Repeated Hashing

Currently, when we upload agent binaries, we create a number of “psuedo” references. Namely, for all supported Ubuntu versions, we create a reference using that ubuntu series. (In testing I just ended up with:

{ "version" : "2.7-beta1.2-artful-amd64" }
{ "version" : "2.7-beta1.2-bionic-amd64" }
{ "version" : "2.7-beta1.2-cosmic-amd64" }
{ "version" : "2.7-beta1.2-disco-amd64" }
{ "version" : "2.7-beta1.2-eoan-amd64" }
{ "version" : "2.7-beta1.2-precise-amd64" }
{ "version" : "2.7-beta1.2-quantal-amd64" }
{ "version" : "2.7-beta1.2-raring-amd64" }
{ "version" : "2.7-beta1.2-saucy-amd64" }
{ "version" : "2.7-beta1.2-trusty-amd64" }
{ "version" : "2.7-beta1.2-utopic-amd64" }
{ "version" : "2.7-beta1.2-vivid-amd64" }
{ "version" : "2.7-beta1.2-wily-amd64" }
{ "version" : "2.7-beta1.2-xenial-amd64" }
{ "version" : "2.7-beta1.2-yakkety-amd64" }
{ "version" : "2.7-beta1.2-zesty-amd64" }
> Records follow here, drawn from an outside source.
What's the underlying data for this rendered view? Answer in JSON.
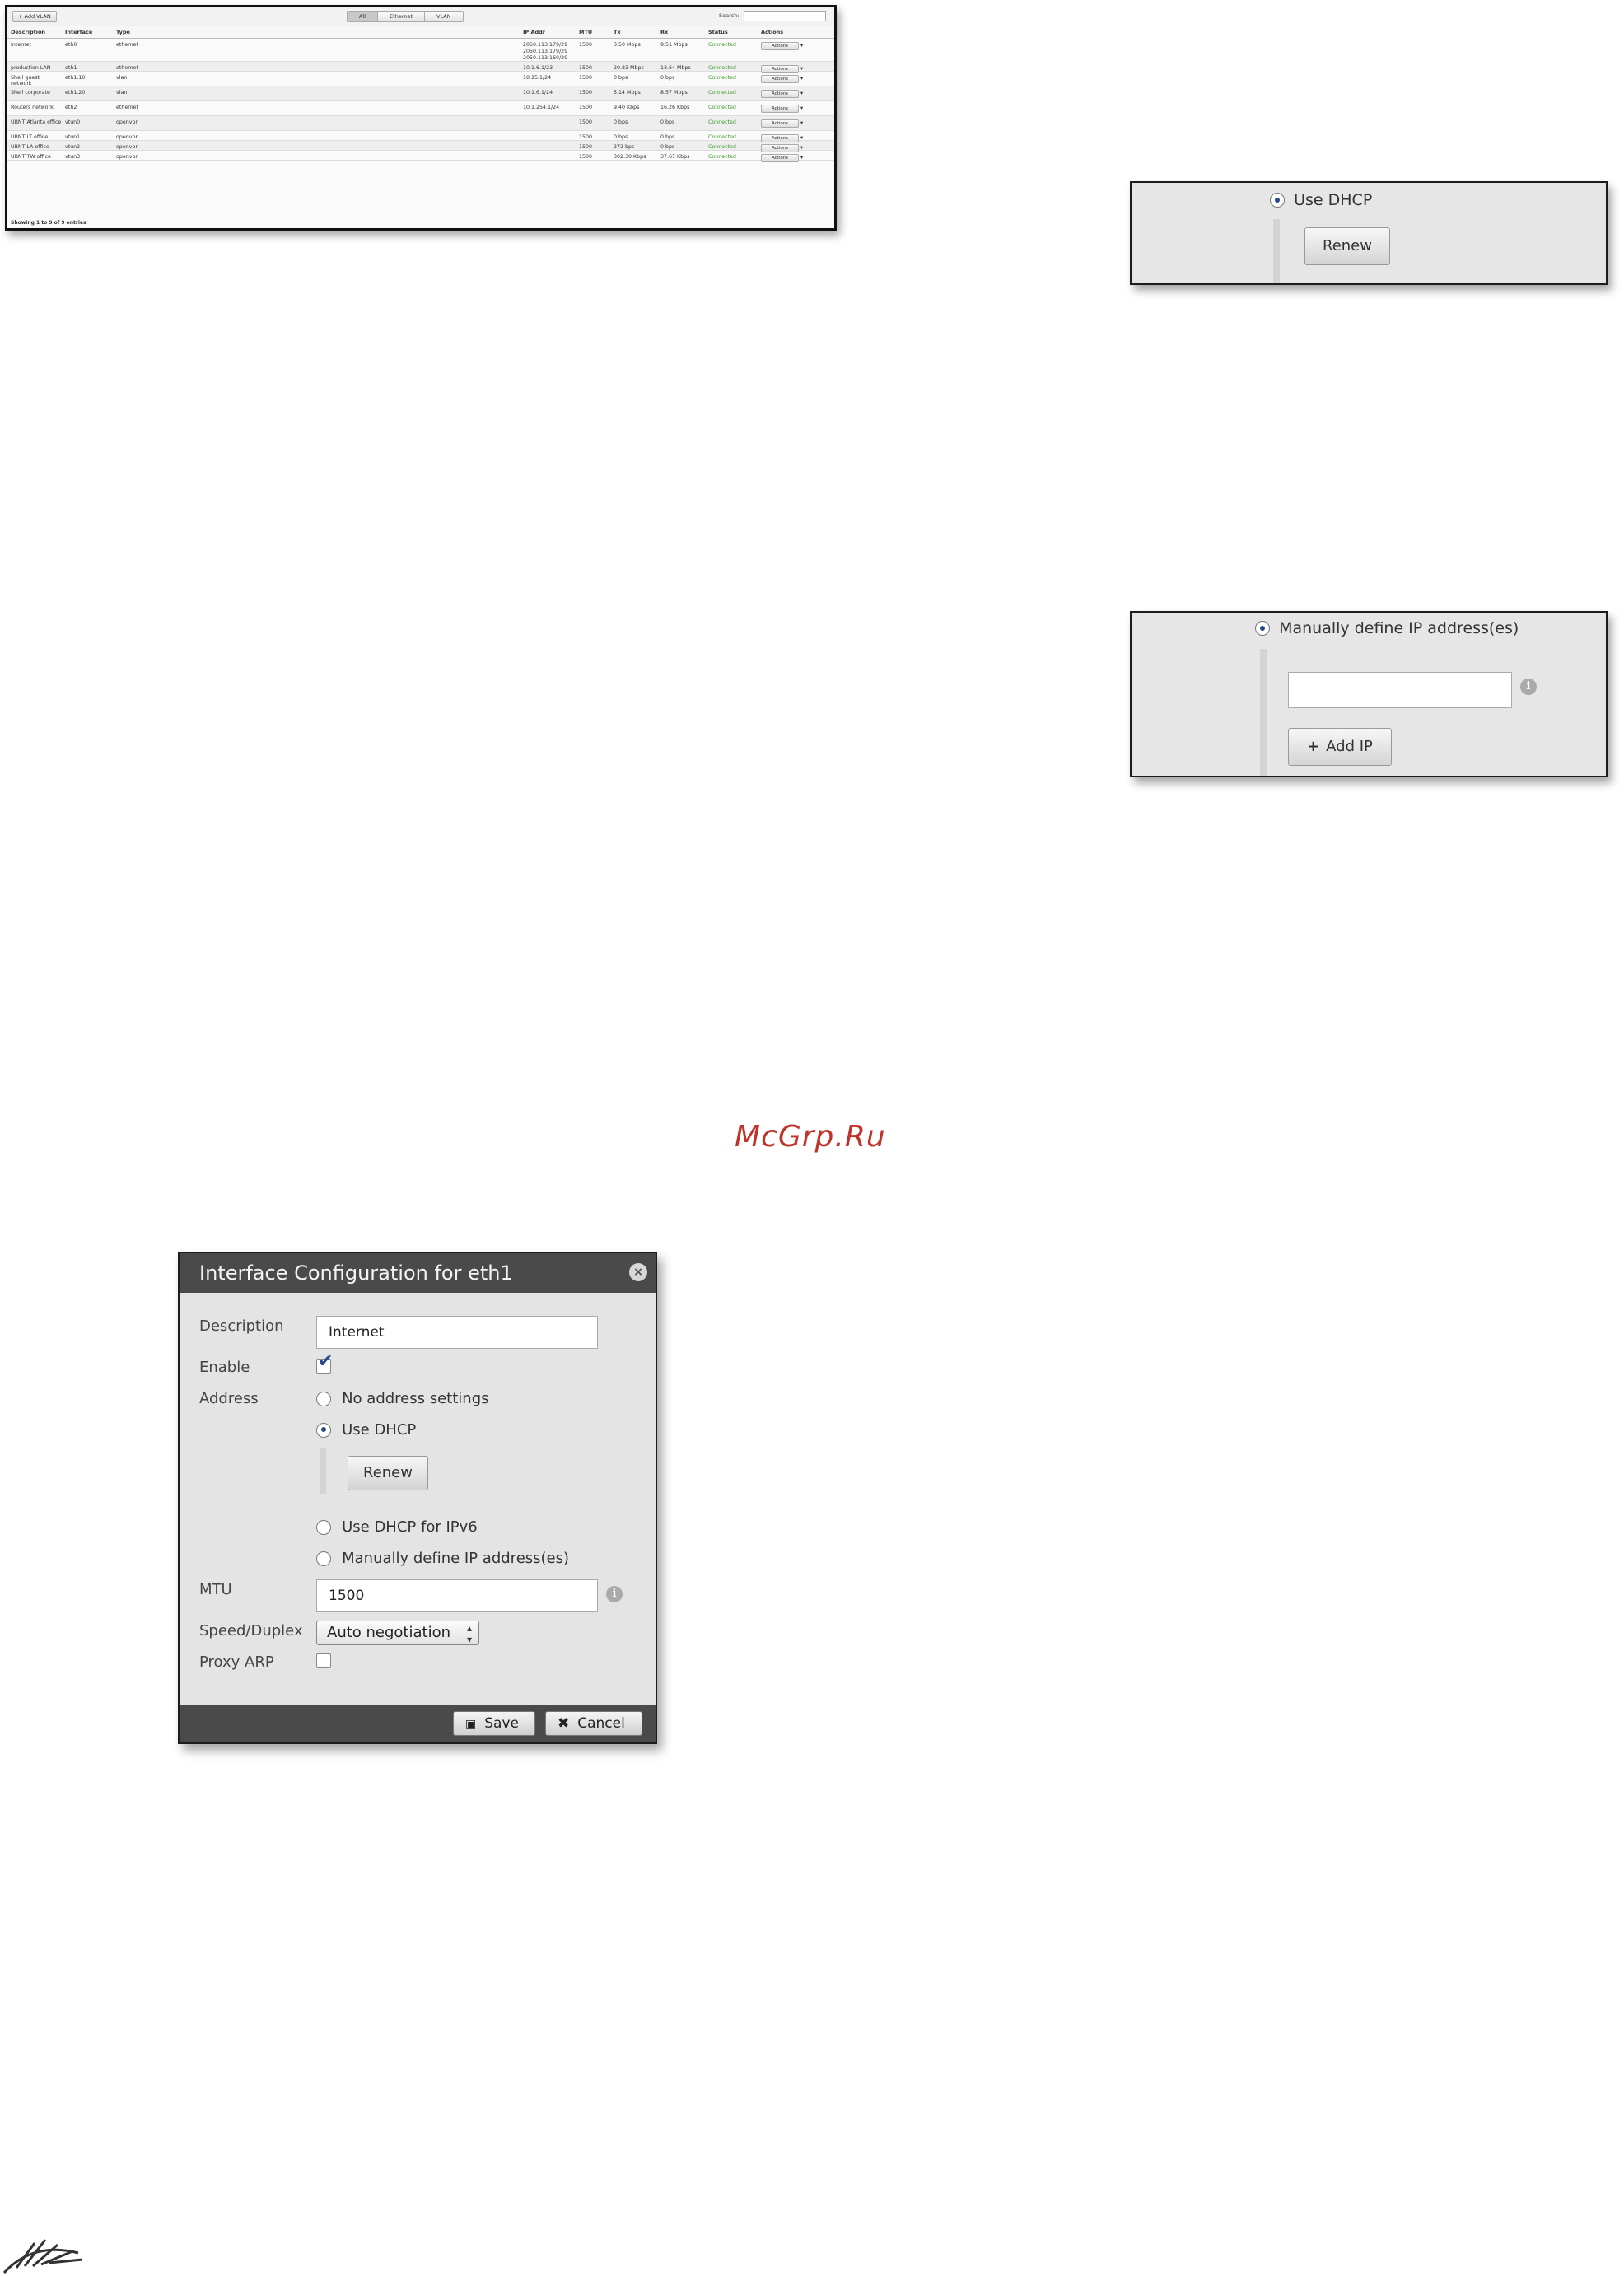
{
  "table": {
    "add_vlan_label": "+ Add VLAN",
    "filters": [
      "All",
      "Ethernet",
      "VLAN"
    ],
    "search_label": "Search:",
    "columns": [
      "Description",
      "Interface",
      "Type",
      "IP Addr",
      "MTU",
      "Tx",
      "Rx",
      "Status",
      "Actions"
    ],
    "rows": [
      {
        "desc": "Internet",
        "iface": "eth0",
        "type": "ethernet",
        "ip": [
          "2050.113.179/29",
          "2050.113.179/29",
          "2050.113.160/29"
        ],
        "mtu": "1500",
        "tx": "3.50 Mbps",
        "rx": "9.51 Mbps",
        "status": "Connected",
        "action": "Actions"
      },
      {
        "desc": "production LAN",
        "iface": "eth1",
        "type": "ethernet",
        "ip": [
          "10.1.6.1/23"
        ],
        "mtu": "1500",
        "tx": "20.83 Mbps",
        "rx": "13.64 Mbps",
        "status": "Connected",
        "action": "Actions"
      },
      {
        "desc": "Shell guest network",
        "iface": "eth1.10",
        "type": "vlan",
        "ip": [
          "10.15.1/24"
        ],
        "mtu": "1500",
        "tx": "0 bps",
        "rx": "0 bps",
        "status": "Connected",
        "action": "Actions"
      },
      {
        "desc": "Shell corporate",
        "iface": "eth1.20",
        "type": "vlan",
        "ip": [
          "10.1.6.1/24"
        ],
        "mtu": "1500",
        "tx": "5.14 Mbps",
        "rx": "8.57 Mbps",
        "status": "Connected",
        "action": "Actions"
      },
      {
        "desc": "Routers network",
        "iface": "eth2",
        "type": "ethernet",
        "ip": [
          "10.1.254.1/24"
        ],
        "mtu": "1500",
        "tx": "9.40 Kbps",
        "rx": "16.26 Kbps",
        "status": "Connected",
        "action": "Actions"
      },
      {
        "desc": "UBNT Atlanta office",
        "iface": "vtun0",
        "type": "openvpn",
        "ip": [],
        "mtu": "1500",
        "tx": "0 bps",
        "rx": "0 bps",
        "status": "Connected",
        "action": "Actions"
      },
      {
        "desc": "UBNT LT office",
        "iface": "vtun1",
        "type": "openvpn",
        "ip": [],
        "mtu": "1500",
        "tx": "0 bps",
        "rx": "0 bps",
        "status": "Connected",
        "action": "Actions"
      },
      {
        "desc": "UBNT LA office",
        "iface": "vtun2",
        "type": "openvpn",
        "ip": [],
        "mtu": "1500",
        "tx": "272 bps",
        "rx": "0 bps",
        "status": "Connected",
        "action": "Actions"
      },
      {
        "desc": "UBNT TW office",
        "iface": "vtun3",
        "type": "openvpn",
        "ip": [],
        "mtu": "1500",
        "tx": "302.30 Kbps",
        "rx": "37.67 Kbps",
        "status": "Connected",
        "action": "Actions"
      }
    ],
    "footer": "Showing 1 to 9 of 9 entries"
  },
  "dhcp_panel": {
    "radio_label": "Use DHCP",
    "renew_label": "Renew"
  },
  "manual_panel": {
    "radio_label": "Manually define IP address(es)",
    "input_value": "",
    "add_ip_label": "Add IP",
    "info_glyph": "i"
  },
  "watermark": "McGrp.Ru",
  "dialog": {
    "title": "Interface Configuration for eth1",
    "close_glyph": "×",
    "description_label": "Description",
    "description_value": "Internet",
    "enable_label": "Enable",
    "enable_checked": true,
    "address_label": "Address",
    "address_options": [
      "No address settings",
      "Use DHCP",
      "Use DHCP for IPv6",
      "Manually define IP address(es)"
    ],
    "address_selected": "Use DHCP",
    "renew_label": "Renew",
    "mtu_label": "MTU",
    "mtu_value": "1500",
    "speed_label": "Speed/Duplex",
    "speed_value": "Auto negotiation",
    "proxy_arp_label": "Proxy ARP",
    "proxy_arp_checked": false,
    "save_label": "Save",
    "cancel_label": "Cancel"
  },
  "colors": {
    "accent": "#25498a",
    "status_connected": "#3a9a2a",
    "dialog_bar": "#4a4a4a",
    "watermark": "#c0332b"
  },
  "icons": [
    "plus-icon",
    "info-icon",
    "close-icon",
    "save-icon",
    "cancel-icon",
    "dropdown-arrow-icon",
    "ubiquiti-logo"
  ]
}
Ultimately, these are all just references down to the same bytes. However, they are recorded in the database by caching a string containing the data, iterating over all supported versions, and calling storage.Add(bytes.NewReader(data), metadata).
We do the work to compute the sha256 up front, but as mentioned the data is stored by sha384, so the sha384 is recomputed for each series. (currently 16 times, and it takes approx 1s on my machine). It is even slightly worse than that, because managedStorage.preprocessUpload actually reads the content into a temporary file and computes the sha384 while it is populating the temp file. So while it caches the raw string in memory, it then writes it to disk 16 times, and reads it back again.

We’d like to just store an OS for each agent binary, rather than record each series separately. But so far that cleanup has not bubbled up in priority.